In fact, the most interesting aspect of this code published on GitHub is the ability of developers and experts in this field to analyze this code in order to detect failures and security problems or, in some cases, try to contribute to improving certain basic processes and functions of the core of the system.
Others will certainly be able to take advantage of this code to “adapt” it to their own projects in the area of creating a new kernel for a mobile or desktop operating system, but it will be difficult for revolutions to take place here: the Linux kernel has been allowed for more than 25 years the same, and its versatility is clear, as evidenced by the fact that it was used as the basis of the Android platform.
It is interesting to note however how the license used for that code is the Apple Public Source License 2.0 (APSL), a license that is quite restrictive and as explained in TL, DR Legal has some important points against. Even the Free Software Foundation criticized two important points : it is not truly copyleft (it allows linking to completely proprietary files) and it is incompatible with the GPL, something that does not make it recommendable for this organization.
Forget about being able to access a cloned iPhone
It is nevertheless a relatively small part of that platform, as is the XNU core of iOS: the number of components external to the core is so remarkable that it is precisely what characterizes both mobile platform (including the important graphic user interfaces) are more those additional components than the core as such.
It seems unlikely therefore that this code will help the developer community to create an “iOS Open Source”, since the number of external components that make up Apple’s mobile operating system is amazing.

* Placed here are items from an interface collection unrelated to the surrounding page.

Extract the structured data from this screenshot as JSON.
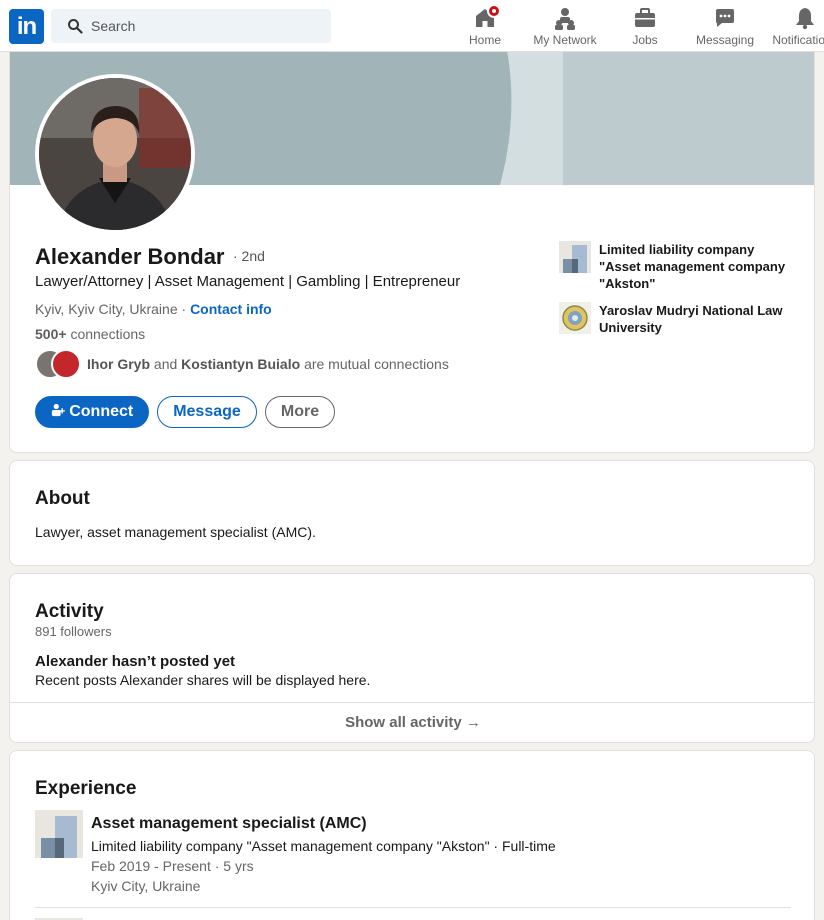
{
  "nav": {
    "logo": "in",
    "search_placeholder": "Search",
    "items": [
      {
        "label": "Home",
        "icon": "home-icon"
      },
      {
        "label": "My Network",
        "icon": "network-icon"
      },
      {
        "label": "Jobs",
        "icon": "briefcase-icon"
      },
      {
        "label": "Messaging",
        "icon": "messaging-icon"
      },
      {
        "label": "Notifications",
        "icon": "bell-icon"
      }
    ]
  },
  "profile": {
    "name": "Alexander Bondar",
    "degree": "· 2nd",
    "headline": "Lawyer/Attorney | Asset Management | Gambling | Entrepreneur",
    "location": "Kyiv, Kyiv City, Ukraine ·",
    "contact_info": "Contact info",
    "connections_count": "500+",
    "connections_label": "connections",
    "mutual": {
      "person1": "Ihor Gryb",
      "and": "and",
      "person2": "Kostiantyn Buialo",
      "suffix": "are mutual connections"
    },
    "buttons": {
      "connect": "Connect",
      "message": "Message",
      "more": "More"
    },
    "side": [
      {
        "name": "Limited liability company \"Asset management company \"Akston\"",
        "logo": "company-logo"
      },
      {
        "name": "Yaroslav Mudryi National Law University",
        "logo": "university-logo"
      }
    ]
  },
  "about": {
    "title": "About",
    "text": "Lawyer, asset management specialist (AMC)."
  },
  "activity": {
    "title": "Activity",
    "followers": "891 followers",
    "empty_title": "Alexander hasn’t posted yet",
    "empty_text": "Recent posts Alexander shares will be displayed here.",
    "show_all": "Show all activity →"
  },
  "experience": {
    "title": "Experience",
    "items": [
      {
        "role": "Asset management specialist (AMC)",
        "company": "Limited liability company \"Asset management company \"Akston\" · Full-time",
        "dates": "Feb 2019 - Present · 5 yrs",
        "location": "Kyiv City, Ukraine"
      }
    ]
  },
  "colors": {
    "brand": "#0a66c2",
    "notification_badge": "#cc1016",
    "banner": "#a0b4b7"
  }
}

So, good for Apple when it comes to giving developers more information on how the core of their mobile operating system works at a low level, but do not expect too much from this release. Its scope, we repeat, is limited!